# How to find the dynamic energy of a processor without using capacitive load?

I have the following question:

A cell phone performs very different tasks, including streaming music, streaming video, and reading email. These tasks perform very different computing tasks. Battery life and overheating are two common problems for cell phones, so reducing power and energy consumption are critical. In this problem, we consider what to do when the user is not using the phone to its full computing capacity. For these problems, we will evaluate an unrealistic scenario in which the cell phone has no specialized processing units. Instead, it has a quad-core, general purpose processing unit. Each core uses 0.5 W at full use. For email-related tasks, the quad-core is 8 as fast as necessary.
a. How much dynamic energy and power are required compared to running at full power? First, suppose that the quad-core operates for 1/8 of the time and is idle for the rest of the time. That is, the clock is disabled for 7/8 of the time, with no leakage occurring during that time. Compare total dynamic energy as well as dynamic power while the core is running.
b. How much dynamic energy and power are required using frequency and voltage scaling? Assume frequency and voltage are both reduced to 1/8 the entire time.

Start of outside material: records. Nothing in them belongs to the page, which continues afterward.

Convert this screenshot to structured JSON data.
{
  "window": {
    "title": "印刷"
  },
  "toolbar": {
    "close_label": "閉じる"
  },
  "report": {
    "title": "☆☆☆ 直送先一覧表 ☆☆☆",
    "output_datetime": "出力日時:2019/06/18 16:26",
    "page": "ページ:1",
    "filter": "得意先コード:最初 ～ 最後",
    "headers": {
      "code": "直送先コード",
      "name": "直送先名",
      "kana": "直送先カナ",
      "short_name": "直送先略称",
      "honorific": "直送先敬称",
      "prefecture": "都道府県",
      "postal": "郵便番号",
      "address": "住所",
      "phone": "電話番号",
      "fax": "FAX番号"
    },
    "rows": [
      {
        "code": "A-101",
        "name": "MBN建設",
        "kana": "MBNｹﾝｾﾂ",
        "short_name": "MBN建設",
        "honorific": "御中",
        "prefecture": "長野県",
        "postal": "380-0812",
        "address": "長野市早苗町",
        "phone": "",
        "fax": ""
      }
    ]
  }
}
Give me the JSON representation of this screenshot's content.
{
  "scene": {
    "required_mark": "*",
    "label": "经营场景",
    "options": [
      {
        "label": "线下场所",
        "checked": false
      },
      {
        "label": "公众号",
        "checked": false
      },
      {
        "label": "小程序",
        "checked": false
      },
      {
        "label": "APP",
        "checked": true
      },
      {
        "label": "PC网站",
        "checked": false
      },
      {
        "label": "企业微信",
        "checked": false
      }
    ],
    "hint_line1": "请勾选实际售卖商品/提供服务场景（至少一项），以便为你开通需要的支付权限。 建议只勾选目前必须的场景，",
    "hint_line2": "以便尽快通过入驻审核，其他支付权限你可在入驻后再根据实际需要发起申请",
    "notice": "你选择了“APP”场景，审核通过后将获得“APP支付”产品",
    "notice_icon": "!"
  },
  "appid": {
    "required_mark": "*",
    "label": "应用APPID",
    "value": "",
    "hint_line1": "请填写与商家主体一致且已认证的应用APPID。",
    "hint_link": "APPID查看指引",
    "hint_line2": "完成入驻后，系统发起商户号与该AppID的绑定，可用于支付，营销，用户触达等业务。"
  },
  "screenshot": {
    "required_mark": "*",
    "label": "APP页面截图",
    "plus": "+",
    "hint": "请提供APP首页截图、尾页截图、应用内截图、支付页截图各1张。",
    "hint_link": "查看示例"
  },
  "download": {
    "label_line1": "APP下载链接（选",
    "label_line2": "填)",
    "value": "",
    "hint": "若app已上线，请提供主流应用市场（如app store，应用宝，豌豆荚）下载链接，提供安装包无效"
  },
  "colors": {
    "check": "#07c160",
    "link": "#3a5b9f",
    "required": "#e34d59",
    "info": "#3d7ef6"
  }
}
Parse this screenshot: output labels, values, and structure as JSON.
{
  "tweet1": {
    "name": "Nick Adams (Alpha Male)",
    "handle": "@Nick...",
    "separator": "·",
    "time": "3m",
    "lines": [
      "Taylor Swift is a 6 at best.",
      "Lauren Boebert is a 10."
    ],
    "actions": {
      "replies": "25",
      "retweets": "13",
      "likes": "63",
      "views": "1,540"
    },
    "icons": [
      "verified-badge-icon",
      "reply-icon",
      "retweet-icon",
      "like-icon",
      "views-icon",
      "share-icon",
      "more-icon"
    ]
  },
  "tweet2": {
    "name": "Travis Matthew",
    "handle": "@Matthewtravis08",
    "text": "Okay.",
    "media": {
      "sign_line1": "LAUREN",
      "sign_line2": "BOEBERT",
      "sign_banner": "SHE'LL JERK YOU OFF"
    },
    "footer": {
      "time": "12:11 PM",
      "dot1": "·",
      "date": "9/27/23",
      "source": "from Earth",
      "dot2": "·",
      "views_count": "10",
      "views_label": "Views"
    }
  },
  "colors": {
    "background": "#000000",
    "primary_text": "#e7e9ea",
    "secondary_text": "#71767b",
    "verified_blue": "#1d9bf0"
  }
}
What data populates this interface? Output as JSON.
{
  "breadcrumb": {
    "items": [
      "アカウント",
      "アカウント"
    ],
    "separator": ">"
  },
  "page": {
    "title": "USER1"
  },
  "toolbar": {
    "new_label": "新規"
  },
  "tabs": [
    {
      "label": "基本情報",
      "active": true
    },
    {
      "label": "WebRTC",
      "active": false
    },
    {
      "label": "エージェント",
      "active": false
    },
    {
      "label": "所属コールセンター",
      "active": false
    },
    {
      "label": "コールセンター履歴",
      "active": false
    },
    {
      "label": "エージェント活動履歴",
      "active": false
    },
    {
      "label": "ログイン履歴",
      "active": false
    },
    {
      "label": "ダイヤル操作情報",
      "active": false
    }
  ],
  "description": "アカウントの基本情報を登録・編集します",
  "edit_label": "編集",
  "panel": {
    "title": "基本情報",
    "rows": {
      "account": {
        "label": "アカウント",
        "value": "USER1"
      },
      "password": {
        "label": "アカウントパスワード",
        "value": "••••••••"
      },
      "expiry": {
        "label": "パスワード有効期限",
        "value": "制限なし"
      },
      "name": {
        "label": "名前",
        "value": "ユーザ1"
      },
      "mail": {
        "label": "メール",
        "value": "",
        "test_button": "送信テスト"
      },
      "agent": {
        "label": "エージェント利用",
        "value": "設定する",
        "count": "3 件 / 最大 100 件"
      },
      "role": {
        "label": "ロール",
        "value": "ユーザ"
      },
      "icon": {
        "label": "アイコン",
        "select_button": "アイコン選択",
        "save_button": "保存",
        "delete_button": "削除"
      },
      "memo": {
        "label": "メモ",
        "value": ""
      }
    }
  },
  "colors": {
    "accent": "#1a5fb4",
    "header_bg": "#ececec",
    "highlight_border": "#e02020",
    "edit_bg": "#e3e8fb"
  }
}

Now for part a. I did the the following which I think might be right: I divided the new dynamic energy and power by the new ones so I did [1/2xcapacitive-loadxvoltage^2x1/8]/ [1/2xcapacitive-loadxvoltage^2] which gives me 1/8 so the new dynamic energy is 1/8 the old one.

However, for part b I did (for dynamic power) the dynamic power is proportional to: capacitive-load(1/8)^2x1/8x1/2=capacitive-loadx1/1024

So my final answer was in terms of the capacitive load, how can I get a final answer that is just a number representing the dynamic energy?